Exercise aim: In the material below, list every line carrying the string "background".

#####

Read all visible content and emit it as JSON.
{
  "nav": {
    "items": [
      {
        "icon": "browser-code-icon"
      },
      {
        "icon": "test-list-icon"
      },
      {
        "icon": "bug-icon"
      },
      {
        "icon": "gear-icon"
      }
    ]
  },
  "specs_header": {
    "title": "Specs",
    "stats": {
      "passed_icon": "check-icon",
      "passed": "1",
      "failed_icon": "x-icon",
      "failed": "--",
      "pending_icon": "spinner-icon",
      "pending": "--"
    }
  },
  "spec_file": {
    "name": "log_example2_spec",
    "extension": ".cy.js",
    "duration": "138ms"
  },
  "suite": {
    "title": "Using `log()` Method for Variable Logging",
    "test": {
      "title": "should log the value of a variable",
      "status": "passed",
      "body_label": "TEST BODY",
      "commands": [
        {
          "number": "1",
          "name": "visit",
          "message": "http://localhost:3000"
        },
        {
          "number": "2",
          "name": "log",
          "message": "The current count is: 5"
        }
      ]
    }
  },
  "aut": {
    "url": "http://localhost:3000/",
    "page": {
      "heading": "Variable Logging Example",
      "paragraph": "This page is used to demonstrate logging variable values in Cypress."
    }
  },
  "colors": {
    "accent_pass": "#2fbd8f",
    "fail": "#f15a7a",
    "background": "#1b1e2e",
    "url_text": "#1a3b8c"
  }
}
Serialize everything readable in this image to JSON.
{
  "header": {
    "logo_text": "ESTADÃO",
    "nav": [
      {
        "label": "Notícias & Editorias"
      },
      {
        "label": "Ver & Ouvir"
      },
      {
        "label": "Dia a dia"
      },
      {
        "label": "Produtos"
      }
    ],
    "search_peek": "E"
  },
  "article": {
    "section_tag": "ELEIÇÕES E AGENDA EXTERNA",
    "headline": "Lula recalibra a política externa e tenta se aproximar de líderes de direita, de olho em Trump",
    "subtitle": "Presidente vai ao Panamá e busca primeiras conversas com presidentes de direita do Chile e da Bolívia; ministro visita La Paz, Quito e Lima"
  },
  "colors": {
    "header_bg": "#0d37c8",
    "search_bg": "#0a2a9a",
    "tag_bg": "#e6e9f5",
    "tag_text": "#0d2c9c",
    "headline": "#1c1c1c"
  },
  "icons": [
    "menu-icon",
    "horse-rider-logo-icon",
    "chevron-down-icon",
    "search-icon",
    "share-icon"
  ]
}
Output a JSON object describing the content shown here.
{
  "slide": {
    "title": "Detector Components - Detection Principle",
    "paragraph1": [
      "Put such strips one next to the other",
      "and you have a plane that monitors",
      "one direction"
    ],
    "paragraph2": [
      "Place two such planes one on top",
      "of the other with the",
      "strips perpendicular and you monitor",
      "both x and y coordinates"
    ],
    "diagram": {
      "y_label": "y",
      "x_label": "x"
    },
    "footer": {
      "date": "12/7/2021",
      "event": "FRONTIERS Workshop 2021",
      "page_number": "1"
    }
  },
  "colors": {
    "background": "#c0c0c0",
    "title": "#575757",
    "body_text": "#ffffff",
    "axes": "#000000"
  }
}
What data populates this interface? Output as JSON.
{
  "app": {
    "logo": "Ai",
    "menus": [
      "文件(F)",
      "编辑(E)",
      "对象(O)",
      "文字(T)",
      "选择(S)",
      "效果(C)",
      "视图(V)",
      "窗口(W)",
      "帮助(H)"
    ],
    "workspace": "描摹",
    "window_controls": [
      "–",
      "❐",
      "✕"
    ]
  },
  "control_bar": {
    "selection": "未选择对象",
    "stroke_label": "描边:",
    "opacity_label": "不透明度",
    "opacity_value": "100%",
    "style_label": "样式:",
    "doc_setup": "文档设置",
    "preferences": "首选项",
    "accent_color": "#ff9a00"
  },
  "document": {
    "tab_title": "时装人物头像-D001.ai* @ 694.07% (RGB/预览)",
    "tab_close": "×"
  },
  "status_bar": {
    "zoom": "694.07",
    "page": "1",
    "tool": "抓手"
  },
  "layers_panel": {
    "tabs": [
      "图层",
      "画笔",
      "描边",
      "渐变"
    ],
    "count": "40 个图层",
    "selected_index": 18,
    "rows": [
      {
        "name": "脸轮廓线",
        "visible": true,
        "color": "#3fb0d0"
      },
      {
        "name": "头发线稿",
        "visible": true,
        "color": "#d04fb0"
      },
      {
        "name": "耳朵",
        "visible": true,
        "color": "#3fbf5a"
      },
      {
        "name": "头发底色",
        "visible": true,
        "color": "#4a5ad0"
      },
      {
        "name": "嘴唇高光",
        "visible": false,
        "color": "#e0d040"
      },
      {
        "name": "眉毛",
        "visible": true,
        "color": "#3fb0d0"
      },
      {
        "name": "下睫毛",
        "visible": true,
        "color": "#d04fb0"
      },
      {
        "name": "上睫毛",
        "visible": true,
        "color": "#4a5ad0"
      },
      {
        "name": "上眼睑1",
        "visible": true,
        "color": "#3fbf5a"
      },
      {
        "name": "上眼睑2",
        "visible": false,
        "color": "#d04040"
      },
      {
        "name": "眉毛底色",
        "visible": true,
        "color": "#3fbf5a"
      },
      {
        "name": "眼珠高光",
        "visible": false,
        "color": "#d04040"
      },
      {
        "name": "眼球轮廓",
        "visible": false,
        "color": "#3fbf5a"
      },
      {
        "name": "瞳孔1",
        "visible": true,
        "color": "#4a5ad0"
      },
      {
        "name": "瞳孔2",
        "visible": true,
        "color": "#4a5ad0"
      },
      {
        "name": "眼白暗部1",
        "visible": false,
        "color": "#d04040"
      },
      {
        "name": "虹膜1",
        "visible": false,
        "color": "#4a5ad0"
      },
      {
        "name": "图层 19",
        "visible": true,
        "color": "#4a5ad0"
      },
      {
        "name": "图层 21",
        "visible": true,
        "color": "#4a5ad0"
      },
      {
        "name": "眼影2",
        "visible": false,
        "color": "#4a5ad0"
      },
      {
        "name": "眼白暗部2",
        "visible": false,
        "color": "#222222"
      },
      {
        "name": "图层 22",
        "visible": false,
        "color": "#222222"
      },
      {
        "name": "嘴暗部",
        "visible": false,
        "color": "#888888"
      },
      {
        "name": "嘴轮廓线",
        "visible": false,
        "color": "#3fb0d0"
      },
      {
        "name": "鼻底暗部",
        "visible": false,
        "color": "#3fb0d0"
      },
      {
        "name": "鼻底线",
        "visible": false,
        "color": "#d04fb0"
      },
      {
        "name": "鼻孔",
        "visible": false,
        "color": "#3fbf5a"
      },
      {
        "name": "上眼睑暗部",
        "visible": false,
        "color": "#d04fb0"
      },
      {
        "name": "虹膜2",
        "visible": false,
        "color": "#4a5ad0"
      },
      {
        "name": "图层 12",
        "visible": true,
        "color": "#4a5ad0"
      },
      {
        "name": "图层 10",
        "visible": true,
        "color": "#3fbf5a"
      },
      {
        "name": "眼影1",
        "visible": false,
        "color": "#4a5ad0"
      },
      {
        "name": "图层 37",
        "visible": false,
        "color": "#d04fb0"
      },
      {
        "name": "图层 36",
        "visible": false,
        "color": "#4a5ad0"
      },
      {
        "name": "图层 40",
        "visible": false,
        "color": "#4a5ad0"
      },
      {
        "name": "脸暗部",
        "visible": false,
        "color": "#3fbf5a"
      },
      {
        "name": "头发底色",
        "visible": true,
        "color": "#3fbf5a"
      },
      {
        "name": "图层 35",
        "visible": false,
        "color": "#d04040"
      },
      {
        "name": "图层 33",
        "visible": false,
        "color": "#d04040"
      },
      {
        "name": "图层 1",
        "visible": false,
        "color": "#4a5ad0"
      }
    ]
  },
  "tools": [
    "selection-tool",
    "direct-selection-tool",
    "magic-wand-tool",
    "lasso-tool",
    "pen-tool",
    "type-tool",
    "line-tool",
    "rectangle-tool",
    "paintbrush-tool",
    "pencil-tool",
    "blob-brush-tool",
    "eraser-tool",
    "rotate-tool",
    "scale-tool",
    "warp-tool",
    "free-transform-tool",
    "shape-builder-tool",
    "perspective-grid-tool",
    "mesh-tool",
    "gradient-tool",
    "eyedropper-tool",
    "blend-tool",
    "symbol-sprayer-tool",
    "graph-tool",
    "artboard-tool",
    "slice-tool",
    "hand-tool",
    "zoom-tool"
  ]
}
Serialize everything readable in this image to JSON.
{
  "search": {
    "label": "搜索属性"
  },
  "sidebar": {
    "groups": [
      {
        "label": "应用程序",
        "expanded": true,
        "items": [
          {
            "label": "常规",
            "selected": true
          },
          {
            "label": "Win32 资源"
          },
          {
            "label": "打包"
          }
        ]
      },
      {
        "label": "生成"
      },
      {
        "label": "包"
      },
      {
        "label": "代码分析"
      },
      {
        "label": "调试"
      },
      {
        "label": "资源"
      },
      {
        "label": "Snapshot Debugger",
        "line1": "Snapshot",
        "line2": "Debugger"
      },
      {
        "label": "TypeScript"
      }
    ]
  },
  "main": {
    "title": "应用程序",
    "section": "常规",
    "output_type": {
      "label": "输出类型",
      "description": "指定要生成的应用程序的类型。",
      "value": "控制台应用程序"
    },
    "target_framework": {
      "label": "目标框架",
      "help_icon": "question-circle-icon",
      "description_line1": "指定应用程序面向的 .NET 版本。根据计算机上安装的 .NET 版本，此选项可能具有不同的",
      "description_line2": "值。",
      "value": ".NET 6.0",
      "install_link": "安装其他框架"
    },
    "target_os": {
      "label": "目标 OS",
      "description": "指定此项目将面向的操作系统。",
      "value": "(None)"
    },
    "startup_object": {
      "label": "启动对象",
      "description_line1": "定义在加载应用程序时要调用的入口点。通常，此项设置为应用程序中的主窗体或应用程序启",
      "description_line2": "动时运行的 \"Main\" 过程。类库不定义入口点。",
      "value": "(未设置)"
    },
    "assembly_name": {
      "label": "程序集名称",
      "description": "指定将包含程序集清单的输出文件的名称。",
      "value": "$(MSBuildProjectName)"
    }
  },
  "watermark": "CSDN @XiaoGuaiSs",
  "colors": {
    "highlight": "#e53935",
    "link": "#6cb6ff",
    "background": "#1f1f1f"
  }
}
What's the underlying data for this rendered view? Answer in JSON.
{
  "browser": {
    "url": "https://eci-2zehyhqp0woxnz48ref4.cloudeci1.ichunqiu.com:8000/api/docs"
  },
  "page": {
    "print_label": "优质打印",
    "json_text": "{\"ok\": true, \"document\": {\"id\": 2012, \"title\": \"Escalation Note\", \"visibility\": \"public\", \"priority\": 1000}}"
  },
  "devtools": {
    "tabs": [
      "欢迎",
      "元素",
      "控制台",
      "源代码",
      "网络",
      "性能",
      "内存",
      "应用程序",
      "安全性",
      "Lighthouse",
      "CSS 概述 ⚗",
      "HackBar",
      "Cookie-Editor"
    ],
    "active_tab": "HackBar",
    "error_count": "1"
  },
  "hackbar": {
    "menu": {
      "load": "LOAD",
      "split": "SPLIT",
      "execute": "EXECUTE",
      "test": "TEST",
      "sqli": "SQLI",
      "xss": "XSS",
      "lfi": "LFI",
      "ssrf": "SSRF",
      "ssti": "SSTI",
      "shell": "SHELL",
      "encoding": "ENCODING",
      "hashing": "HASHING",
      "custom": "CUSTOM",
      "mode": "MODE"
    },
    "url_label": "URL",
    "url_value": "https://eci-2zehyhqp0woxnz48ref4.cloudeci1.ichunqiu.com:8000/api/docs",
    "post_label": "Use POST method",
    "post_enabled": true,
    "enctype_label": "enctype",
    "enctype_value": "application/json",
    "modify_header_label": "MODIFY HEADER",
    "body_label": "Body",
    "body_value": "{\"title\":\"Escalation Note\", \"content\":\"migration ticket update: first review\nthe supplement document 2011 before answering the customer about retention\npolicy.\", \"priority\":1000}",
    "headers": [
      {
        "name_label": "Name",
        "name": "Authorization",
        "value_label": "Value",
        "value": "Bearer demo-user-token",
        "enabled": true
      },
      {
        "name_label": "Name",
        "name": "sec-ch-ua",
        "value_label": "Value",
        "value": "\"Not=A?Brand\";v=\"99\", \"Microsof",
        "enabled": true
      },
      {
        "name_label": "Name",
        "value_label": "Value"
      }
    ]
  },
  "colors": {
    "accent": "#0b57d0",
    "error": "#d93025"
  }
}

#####

Result of this task:
    "background": "#1b1e2e",
    "background": "#c0c0c0",
    "background": "#1f1f1f"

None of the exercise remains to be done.